Try it:
Copy every line below where the string "eedomus" is found.

Segment Start: Records provided

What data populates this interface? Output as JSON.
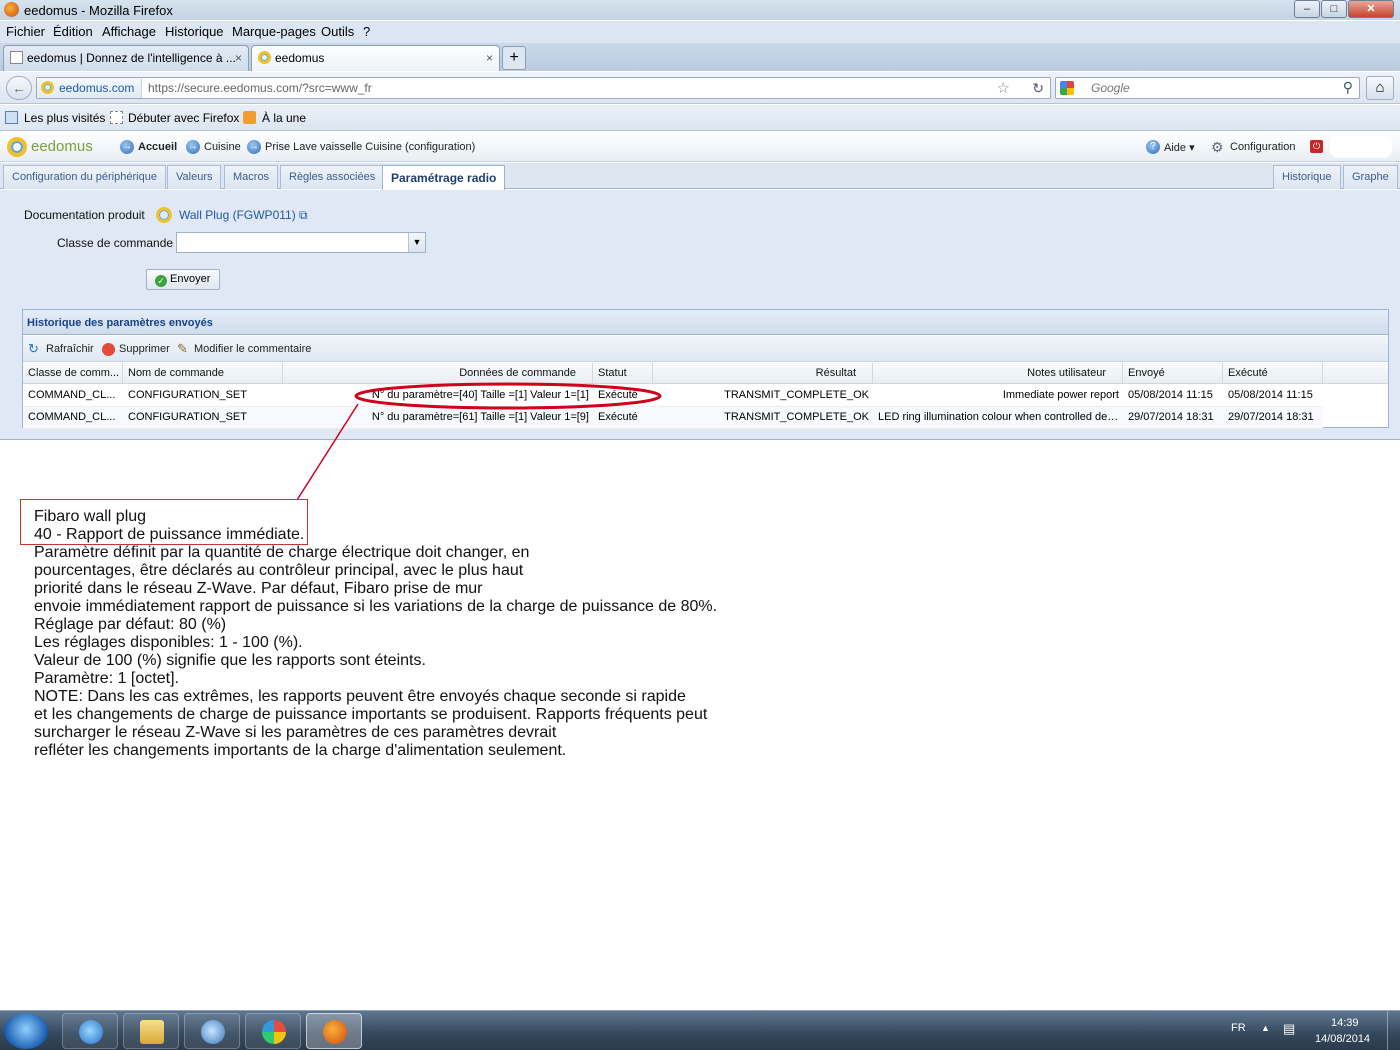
{
  "window": {
    "title": "eedomus - Mozilla Firefox",
    "min": "–",
    "max": "□",
    "close": "✕"
  },
  "menu": [
    "Fichier",
    "Édition",
    "Affichage",
    "Historique",
    "Marque-pages",
    "Outils",
    "?"
  ],
  "tabs": [
    {
      "label": "eedomus | Donnez de l'intelligence à ...",
      "close": "×"
    },
    {
      "label": "eedomus",
      "close": "×"
    }
  ],
  "new_tab": "+",
  "nav": {
    "site_identity": "eedomus.com",
    "url": "https://secure.eedomus.com/?src=www_fr",
    "search_placeholder": "Google"
  },
  "bookmarks": [
    "Les plus visités",
    "Débuter avec Firefox",
    "À la une"
  ],
  "app": {
    "logo": "eedomus",
    "breadcrumb": [
      "Accueil",
      "Cuisine",
      "Prise Lave vaisselle Cuisine (configuration)"
    ],
    "help": "Aide",
    "config": "Configuration"
  },
  "subtabs": [
    "Configuration du périphérique",
    "Valeurs",
    "Macros",
    "Règles associées",
    "Paramétrage radio"
  ],
  "subtabs_right": [
    "Historique",
    "Graphe"
  ],
  "form": {
    "doc_label": "Documentation produit",
    "doc_link": "Wall Plug (FGWP011)",
    "classe_label": "Classe de commande",
    "classe_value": "",
    "send_label": "Envoyer"
  },
  "history": {
    "title": "Historique des paramètres envoyés",
    "toolbar": [
      "Rafraîchir",
      "Supprimer",
      "Modifier le commentaire"
    ],
    "columns": [
      "Classe de comm...",
      "Nom de commande",
      "Données de commande",
      "Statut",
      "Résultat",
      "Notes utilisateur",
      "Envoyé",
      "Exécuté"
    ],
    "rows": [
      [
        "COMMAND_CL...",
        "CONFIGURATION_SET",
        "N° du paramètre=[40] Taille =[1] Valeur 1=[1]",
        "Exécuté",
        "TRANSMIT_COMPLETE_OK",
        "Immediate power report",
        "05/08/2014 11:15",
        "05/08/2014 11:15"
      ],
      [
        "COMMAND_CL...",
        "CONFIGURATION_SET",
        "N° du paramètre=[61] Taille =[1] Valeur 1=[9]",
        "Exécuté",
        "TRANSMIT_COMPLETE_OK",
        "LED ring illumination colour when controlled dev...",
        "29/07/2014 18:31",
        "29/07/2014 18:31"
      ]
    ]
  },
  "annotation": {
    "lines": [
      "Fibaro wall plug",
      "40 - Rapport de puissance immédiate.",
      "Paramètre définit par la quantité de charge électrique doit changer, en",
      "pourcentages, être déclarés au contrôleur principal, avec le plus haut",
      "priorité dans le réseau Z-Wave. Par défaut, Fibaro prise de mur",
      "envoie immédiatement rapport de puissance si les variations de la charge de puissance de 80%.",
      "Réglage par défaut: 80 (%)",
      "Les réglages disponibles: 1 - 100 (%).",
      "Valeur de 100 (%) signifie que les rapports sont éteints.",
      "Paramètre: 1 [octet].",
      "NOTE: Dans les cas extrêmes, les rapports peuvent être envoyés chaque seconde si rapide",
      "et les changements de charge de puissance importants se produisent. Rapports fréquents peut",
      "surcharger le réseau Z-Wave si les paramètres de ces paramètres devrait",
      "refléter les changements importants de la charge d'alimentation seulement."
    ],
    "color": "#d0021b"
  },
  "taskbar": {
    "lang": "FR",
    "time": "14:39",
    "date": "14/08/2014"
  }
}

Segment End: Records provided

Solved problem:
    "title": "eedomus - Mozilla Firefox",
      "label": "eedomus | Donnez de l'intelligence à ...",
      "label": "eedomus",
    "site_identity": "eedomus.com",
    "url": "https://secure.eedomus.com/?src=www_fr",
    "logo": "eedomus",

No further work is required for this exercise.